Lynch’s visual art is typically discussed in two ways: as a valuable skeleton key to his better-known work (hence the oft-repeated notion that he makes “painter’s films”) or as little more than a hobby, the latter in an attempt to assert that he chose the right vocation. “The Unified Field” does its part to counter the second tendency by complicating the first truism. The earliest works here—drawings and paintings of interspecies creatures and man-machine hybrids from the mid-1960s—contain the first glimpses of Lynch as a figurative artist for whom the body is both a site for transformation and a zone of alienation. Most depict biomorphic fantasies in which deformity and prosthesis are emphasized, with internal organs visible and biology rendered as machinery, a system of orifices and tubes.

Throughout the show, there are points of contact—both correlations and contradictions—with Lynch’s biography and filmography. The mutant genus spawned in Eraserhead’s traumatic birth appears several times; a whole clan of its members can be seen in Family, 1974, a pencil drawing of a living-room scene that foreshadows the rabbit sitcom in Inland Empire. Around the time Lynch discovered TM in the ’70s, spiritual motifs emerged, for example in Crucifixion, 1973, an ornate ballpoint rendering, and in symmetrical geometric compositions with Renaissance arches, rainbow spectrums, golden beams, and titles such as Infusing the Being and Third Ray (both watercolors from 1974).

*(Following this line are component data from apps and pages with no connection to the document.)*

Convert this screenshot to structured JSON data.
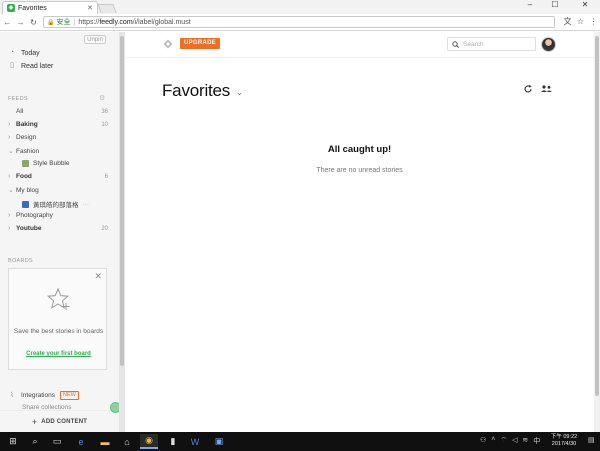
{
  "browser": {
    "tab_title": "Favorites",
    "secure_label": "安全",
    "url_scheme": "https://",
    "url_host": "feedly.com",
    "url_path": "/i/label/global.must"
  },
  "sidebar": {
    "unpin_label": "Unpin",
    "nav": [
      {
        "label": "Today"
      },
      {
        "label": "Read later"
      }
    ],
    "feeds_heading": "FEEDS",
    "feeds": [
      {
        "label": "All",
        "count": "36",
        "bold": false
      },
      {
        "label": "Baking",
        "count": "10",
        "bold": true
      },
      {
        "label": "Design",
        "count": "",
        "bold": false
      },
      {
        "label": "Fashion",
        "count": "",
        "bold": false
      },
      {
        "label": "Style Bubble",
        "count": "",
        "bold": false
      },
      {
        "label": "Food",
        "count": "6",
        "bold": true
      },
      {
        "label": "My blog",
        "count": "",
        "bold": false
      },
      {
        "label": "黃琪皓的部落格",
        "count": "",
        "bold": false
      },
      {
        "label": "Photography",
        "count": "",
        "bold": false
      },
      {
        "label": "Youtube",
        "count": "20",
        "bold": true
      }
    ],
    "boards_heading": "BOARDS",
    "board_card": {
      "text": "Save the best stories in boards",
      "link": "Create your first board"
    },
    "integrations_label": "Integrations",
    "new_badge": "NEW",
    "share_label": "Share collections",
    "add_content_label": "ADD CONTENT"
  },
  "main": {
    "upgrade_label": "UPGRADE",
    "search_placeholder": "Search",
    "page_title": "Favorites",
    "empty_title": "All caught up!",
    "empty_subtitle": "There are no unread stories"
  },
  "taskbar": {
    "clock_line1": "下午 09:22",
    "clock_line2": "2017/4/30"
  },
  "colors": {
    "accent_green": "#2bb24c",
    "upgrade_orange": "#f26c22"
  }
}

But the Lynchian ideal of art as immersion in and pipeline to the unconscious produces notably different effects in his moving-image work and in his studio art; the latter even at its most haunting leaves less to the imagination. If Lynch’s richest narrative films, especially from Blue Velvet (1986) on, have confounded the categories of irony and sincerity, twisting them into strange new affective registers, his paintings of the last two decades aspire simply to the willful naïveté of art brut. Encrusted with rough, heavy impasto, many of these large canvases—which Lynch in some cases painted with his bare hands—depict a violent action (often pyromaniacal or sexual) against a field of primordial muck, from which stray objects (a chicken foot, an undulating curtain) occasionally protrude. Lynch’s mistrust of words means that his films often resist the expository function and realist tenor of dialogue, relying instead on intricate sound design to evoke what lies beyond language. In his paintings, and especially in the recent black-and-white lithographs, there is a perverse preponderance of text: a compulsion to name, label, and caption that, in heightening their absurdity, strips words of their power.

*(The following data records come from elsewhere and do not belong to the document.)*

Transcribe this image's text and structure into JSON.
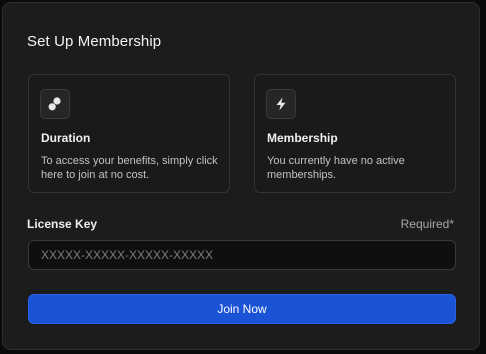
{
  "dialog": {
    "title": "Set Up Membership"
  },
  "cards": [
    {
      "icon": "shapes-icon",
      "title": "Duration",
      "description": "To access your benefits, simply click here to join at no cost."
    },
    {
      "icon": "lightning-bolt-icon",
      "title": "Membership",
      "description": "You currently have no active memberships."
    }
  ],
  "license": {
    "label": "License Key",
    "required_text": "Required*",
    "placeholder": "XXXXX-XXXXX-XXXXX-XXXXX",
    "value": ""
  },
  "join_button": {
    "label": "Join Now"
  },
  "colors": {
    "accent": "#1b53d6",
    "background": "#1c1c1c"
  }
}
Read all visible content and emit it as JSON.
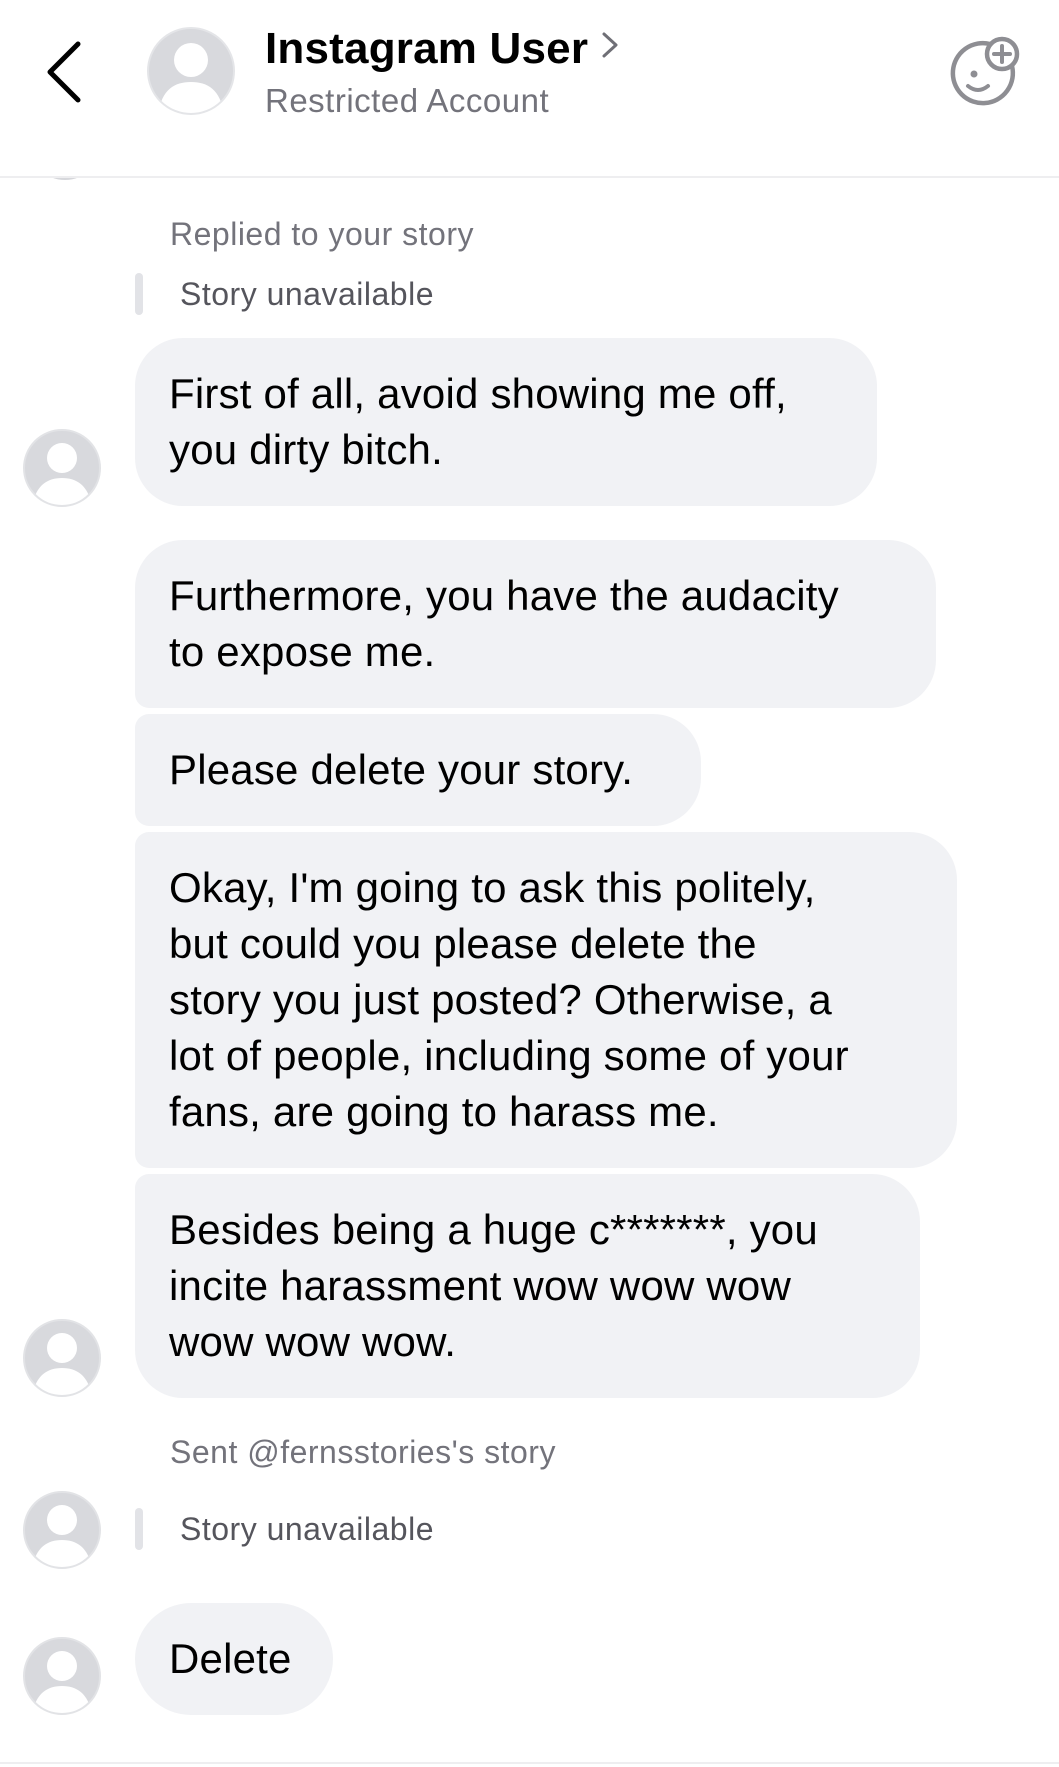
{
  "header": {
    "title": "Instagram User",
    "subtitle": "Restricted Account",
    "back_icon": "chevron-left-icon",
    "title_chevron_icon": "chevron-right-icon",
    "action_icon": "add-effect-icon"
  },
  "thread": {
    "story_reply": {
      "label": "Replied to your story",
      "story_text": "Story unavailable"
    },
    "messages": [
      {
        "lines": [
          "First of all, avoid showing me off,",
          "you dirty bitch."
        ]
      },
      {
        "lines": [
          "Furthermore, you have the audacity",
          "to expose me."
        ]
      },
      {
        "lines": [
          "Please delete your story."
        ]
      },
      {
        "lines": [
          "Okay, I'm going to ask this politely,",
          "but could you please delete the",
          "story you just posted? Otherwise, a",
          "lot of people, including some of your",
          "fans, are going to harass me."
        ]
      },
      {
        "lines": [
          "Besides being a huge c*******, you",
          "incite harassment wow wow wow",
          "wow wow wow."
        ]
      }
    ],
    "shared_story": {
      "label": "Sent @fernsstories's story",
      "story_text": "Story unavailable"
    },
    "last_message": {
      "text": "Delete"
    }
  },
  "colors": {
    "bubble_bg": "#f1f2f5",
    "secondary_text": "#73737b",
    "divider": "#eeeef0"
  }
}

It’s only fitting that the highlight of “The Unified Field” is the restaging of a work that reflects Lynch’s dawning awareness of medium-specificity: the installation Six Men Getting Sick, 1967. Made in direct response to his moving-painting moment of truth, this piece was an attempt to bring the canvas to life by combining it with a film projection. In keeping with his undisguised reverence for Francis Bacon, the first action that Lynch depicted on celluloid is a spasm. Accompanied by a blaring siren and projected onto a screen with three sculpted heads in its top-left corner, this minute-long stop-motion animated loop depicts a row of figures in agony, their digestive tracts overflowing in a collective retch that floods the image with vomit in the form of streaked white paint. But their upheaval brings no relief; the cycle starts again immediately. Lynch would strive for precisely this no-exit effect in the passages of suspended trancelike intensity that periodically take over his movies. The punch line here, as in so many of his films, is that the ending is also a beginning.

Dennis Lim is director of programming at the Film Society of Lincoln Center in New York.

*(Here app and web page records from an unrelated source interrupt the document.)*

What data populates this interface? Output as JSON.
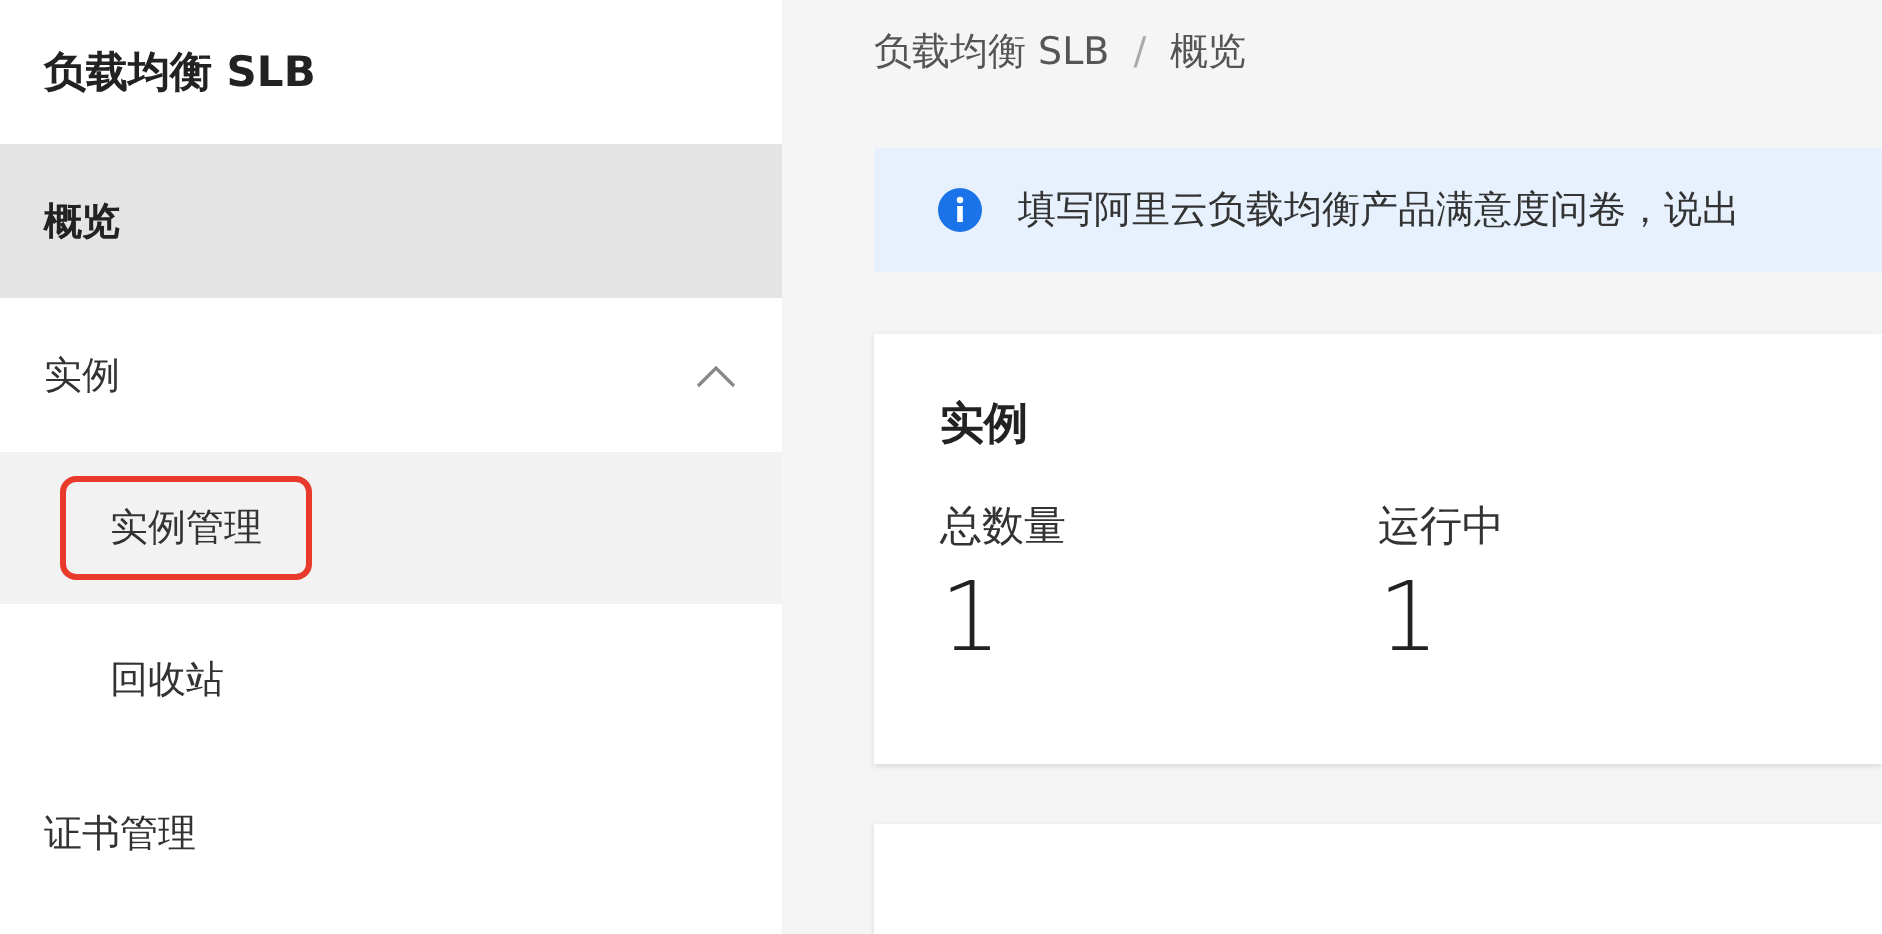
{
  "sidebar": {
    "title": "负载均衡 SLB",
    "items": [
      {
        "label": "概览",
        "selected": true,
        "kind": "link"
      },
      {
        "label": "实例",
        "selected": false,
        "kind": "group",
        "expanded": true,
        "children": [
          {
            "label": "实例管理",
            "selected": false,
            "hovered": true,
            "highlighted": true
          },
          {
            "label": "回收站",
            "selected": false,
            "hovered": false,
            "highlighted": false
          }
        ]
      },
      {
        "label": "证书管理",
        "selected": false,
        "kind": "link"
      }
    ]
  },
  "breadcrumb": {
    "separator": "/",
    "items": [
      "负载均衡 SLB",
      "概览"
    ]
  },
  "banner": {
    "text": "填写阿里云负载均衡产品满意度问卷，说出"
  },
  "card": {
    "title": "实例",
    "stats": [
      {
        "label": "总数量",
        "value": "1"
      },
      {
        "label": "运行中",
        "value": "1"
      }
    ]
  }
}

“The Unified Field” is on view at the Pennsylvania Academy of the Fine Arts, Philadelphia, through Jan. 11.